● Prompt
For this task, every record below must be reproduced exactly.

● Material for this exercise
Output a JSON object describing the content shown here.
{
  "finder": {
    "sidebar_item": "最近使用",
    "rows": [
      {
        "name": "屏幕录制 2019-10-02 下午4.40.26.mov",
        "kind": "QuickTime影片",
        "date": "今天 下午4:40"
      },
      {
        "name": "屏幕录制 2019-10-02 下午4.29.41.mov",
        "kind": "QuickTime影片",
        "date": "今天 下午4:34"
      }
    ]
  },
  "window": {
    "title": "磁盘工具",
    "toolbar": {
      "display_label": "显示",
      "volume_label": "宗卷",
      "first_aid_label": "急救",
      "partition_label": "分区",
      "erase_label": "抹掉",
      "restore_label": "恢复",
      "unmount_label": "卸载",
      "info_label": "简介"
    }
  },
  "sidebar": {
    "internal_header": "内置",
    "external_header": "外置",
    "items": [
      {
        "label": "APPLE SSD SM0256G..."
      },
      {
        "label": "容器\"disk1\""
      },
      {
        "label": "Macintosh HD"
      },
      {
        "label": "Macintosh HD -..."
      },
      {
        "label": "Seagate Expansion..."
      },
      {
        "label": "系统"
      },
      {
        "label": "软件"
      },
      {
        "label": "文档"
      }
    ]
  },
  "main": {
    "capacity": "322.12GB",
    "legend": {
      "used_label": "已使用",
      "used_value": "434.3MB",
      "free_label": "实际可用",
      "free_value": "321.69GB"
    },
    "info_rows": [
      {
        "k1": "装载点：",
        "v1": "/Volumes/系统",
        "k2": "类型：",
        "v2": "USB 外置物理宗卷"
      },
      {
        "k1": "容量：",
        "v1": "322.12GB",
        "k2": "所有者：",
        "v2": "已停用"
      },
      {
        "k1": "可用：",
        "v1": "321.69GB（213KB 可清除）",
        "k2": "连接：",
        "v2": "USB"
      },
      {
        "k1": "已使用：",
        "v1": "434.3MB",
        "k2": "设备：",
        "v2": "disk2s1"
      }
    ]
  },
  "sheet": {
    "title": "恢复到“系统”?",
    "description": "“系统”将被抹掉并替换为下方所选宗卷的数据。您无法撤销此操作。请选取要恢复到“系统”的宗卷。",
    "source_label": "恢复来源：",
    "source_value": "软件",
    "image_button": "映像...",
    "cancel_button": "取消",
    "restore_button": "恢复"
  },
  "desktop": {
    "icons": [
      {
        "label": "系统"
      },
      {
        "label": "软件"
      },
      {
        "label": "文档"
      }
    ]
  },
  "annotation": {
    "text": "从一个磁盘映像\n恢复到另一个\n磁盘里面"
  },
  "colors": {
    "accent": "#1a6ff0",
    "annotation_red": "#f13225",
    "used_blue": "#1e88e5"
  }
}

● Answer below
Output a JSON object describing the content shown here.
{
  "finder": {
    "sidebar_item": "最近使用",
    "rows": [
      {
        "name": "屏幕录制 2019-10-02 下午4.40.26.mov",
        "kind": "QuickTime影片",
        "date": "今天 下午4:40"
      },
      {
        "name": "屏幕录制 2019-10-02 下午4.29.41.mov",
        "kind": "QuickTime影片",
        "date": "今天 下午4:34"
      }
    ]
  },
  "window": {
    "title": "磁盘工具",
    "toolbar": {
      "display_label": "显示",
      "volume_label": "宗卷",
      "first_aid_label": "急救",
      "partition_label": "分区",
      "erase_label": "抹掉",
      "restore_label": "恢复",
      "unmount_label": "卸载",
      "info_label": "简介"
    }
  },
  "sidebar": {
    "internal_header": "内置",
    "external_header": "外置",
    "items": [
      {
        "label": "APPLE SSD SM0256G..."
      },
      {
        "label": "容器\"disk1\""
      },
      {
        "label": "Macintosh HD"
      },
      {
        "label": "Macintosh HD -..."
      },
      {
        "label": "Seagate Expansion..."
      },
      {
        "label": "系统"
      },
      {
        "label": "软件"
      },
      {
        "label": "文档"
      }
    ]
  },
  "main": {
    "capacity": "322.12GB",
    "legend": {
      "used_label": "已使用",
      "used_value": "434.3MB",
      "free_label": "实际可用",
      "free_value": "321.69GB"
    },
    "info_rows": [
      {
        "k1": "装载点：",
        "v1": "/Volumes/系统",
        "k2": "类型：",
        "v2": "USB 外置物理宗卷"
      },
      {
        "k1": "容量：",
        "v1": "322.12GB",
        "k2": "所有者：",
        "v2": "已停用"
      },
      {
        "k1": "可用：",
        "v1": "321.69GB（213KB 可清除）",
        "k2": "连接：",
        "v2": "USB"
      },
      {
        "k1": "已使用：",
        "v1": "434.3MB",
        "k2": "设备：",
        "v2": "disk2s1"
      }
    ]
  },
  "sheet": {
    "title": "恢复到“系统”?",
    "description": "“系统”将被抹掉并替换为下方所选宗卷的数据。您无法撤销此操作。请选取要恢复到“系统”的宗卷。",
    "source_label": "恢复来源：",
    "source_value": "软件",
    "image_button": "映像...",
    "cancel_button": "取消",
    "restore_button": "恢复"
  },
  "desktop": {
    "icons": [
      {
        "label": "系统"
      },
      {
        "label": "软件"
      },
      {
        "label": "文档"
      }
    ]
  },
  "annotation": {
    "text": "从一个磁盘映像\n恢复到另一个\n磁盘里面"
  },
  "colors": {
    "accent": "#1a6ff0",
    "annotation_red": "#f13225",
    "used_blue": "#1e88e5"
  }
}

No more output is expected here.